AIM OF THE TASK: Go through the data below and return each line where the string "JSON" appears.

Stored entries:
◇ ◇ ◇ ◇
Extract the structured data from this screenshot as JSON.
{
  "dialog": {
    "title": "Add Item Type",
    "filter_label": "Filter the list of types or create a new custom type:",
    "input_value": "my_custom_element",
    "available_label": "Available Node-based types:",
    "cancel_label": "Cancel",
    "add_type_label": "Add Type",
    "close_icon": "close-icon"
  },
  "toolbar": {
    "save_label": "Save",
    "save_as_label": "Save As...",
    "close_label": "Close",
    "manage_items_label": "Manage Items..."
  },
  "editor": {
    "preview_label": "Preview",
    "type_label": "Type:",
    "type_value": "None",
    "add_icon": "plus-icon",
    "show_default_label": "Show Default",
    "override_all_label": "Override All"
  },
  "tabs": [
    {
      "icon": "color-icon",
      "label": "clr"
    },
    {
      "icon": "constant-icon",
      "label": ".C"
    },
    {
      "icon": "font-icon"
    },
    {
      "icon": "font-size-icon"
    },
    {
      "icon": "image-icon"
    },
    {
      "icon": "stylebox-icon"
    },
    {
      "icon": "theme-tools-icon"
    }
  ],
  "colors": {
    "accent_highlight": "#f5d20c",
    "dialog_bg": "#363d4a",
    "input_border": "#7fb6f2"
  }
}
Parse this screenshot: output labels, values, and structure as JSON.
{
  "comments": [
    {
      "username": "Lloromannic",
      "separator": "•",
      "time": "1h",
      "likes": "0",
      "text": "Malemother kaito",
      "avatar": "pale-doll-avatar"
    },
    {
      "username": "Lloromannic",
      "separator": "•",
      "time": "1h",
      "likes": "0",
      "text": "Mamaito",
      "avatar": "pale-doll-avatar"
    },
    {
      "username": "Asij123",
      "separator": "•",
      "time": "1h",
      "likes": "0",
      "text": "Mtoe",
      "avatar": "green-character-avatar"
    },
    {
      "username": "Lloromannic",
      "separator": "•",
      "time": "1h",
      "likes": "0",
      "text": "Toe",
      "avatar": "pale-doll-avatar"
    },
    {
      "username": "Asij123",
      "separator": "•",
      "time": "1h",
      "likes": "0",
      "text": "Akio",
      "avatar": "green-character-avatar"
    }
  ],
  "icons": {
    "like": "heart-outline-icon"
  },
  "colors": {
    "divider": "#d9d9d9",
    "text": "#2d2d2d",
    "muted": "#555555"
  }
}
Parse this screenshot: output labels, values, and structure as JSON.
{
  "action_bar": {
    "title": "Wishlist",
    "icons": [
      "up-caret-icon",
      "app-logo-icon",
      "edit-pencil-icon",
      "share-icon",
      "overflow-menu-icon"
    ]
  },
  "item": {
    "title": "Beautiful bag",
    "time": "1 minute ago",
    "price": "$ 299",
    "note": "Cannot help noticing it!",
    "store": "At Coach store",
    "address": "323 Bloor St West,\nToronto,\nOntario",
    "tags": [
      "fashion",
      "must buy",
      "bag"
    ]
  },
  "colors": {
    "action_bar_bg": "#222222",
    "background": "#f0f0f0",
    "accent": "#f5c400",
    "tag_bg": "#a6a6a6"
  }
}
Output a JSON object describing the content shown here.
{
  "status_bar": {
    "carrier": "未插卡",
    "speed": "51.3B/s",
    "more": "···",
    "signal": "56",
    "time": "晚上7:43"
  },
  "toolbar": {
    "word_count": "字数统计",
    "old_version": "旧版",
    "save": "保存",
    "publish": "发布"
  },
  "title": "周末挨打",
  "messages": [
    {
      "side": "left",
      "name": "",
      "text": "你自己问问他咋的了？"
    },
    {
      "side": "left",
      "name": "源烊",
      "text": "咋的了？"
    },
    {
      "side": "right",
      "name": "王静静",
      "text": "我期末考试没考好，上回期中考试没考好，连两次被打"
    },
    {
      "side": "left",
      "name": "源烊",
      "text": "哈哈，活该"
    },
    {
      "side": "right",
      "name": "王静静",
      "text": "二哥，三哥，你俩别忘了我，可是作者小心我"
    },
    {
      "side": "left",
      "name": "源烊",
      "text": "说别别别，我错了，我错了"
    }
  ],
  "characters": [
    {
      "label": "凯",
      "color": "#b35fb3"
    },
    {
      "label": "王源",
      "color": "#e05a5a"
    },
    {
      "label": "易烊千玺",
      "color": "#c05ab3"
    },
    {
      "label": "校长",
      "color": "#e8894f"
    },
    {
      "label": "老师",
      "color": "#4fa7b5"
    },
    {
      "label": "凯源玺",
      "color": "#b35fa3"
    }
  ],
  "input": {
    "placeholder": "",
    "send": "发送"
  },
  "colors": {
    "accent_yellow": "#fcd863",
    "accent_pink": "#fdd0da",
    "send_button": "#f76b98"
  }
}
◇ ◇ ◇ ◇
SOLUTION:
Extract the structured data from this screenshot as JSON.
Parse this screenshot: output labels, values, and structure as JSON.
Parse this screenshot: output labels, values, and structure as JSON.
Output a JSON object describing the content shown here.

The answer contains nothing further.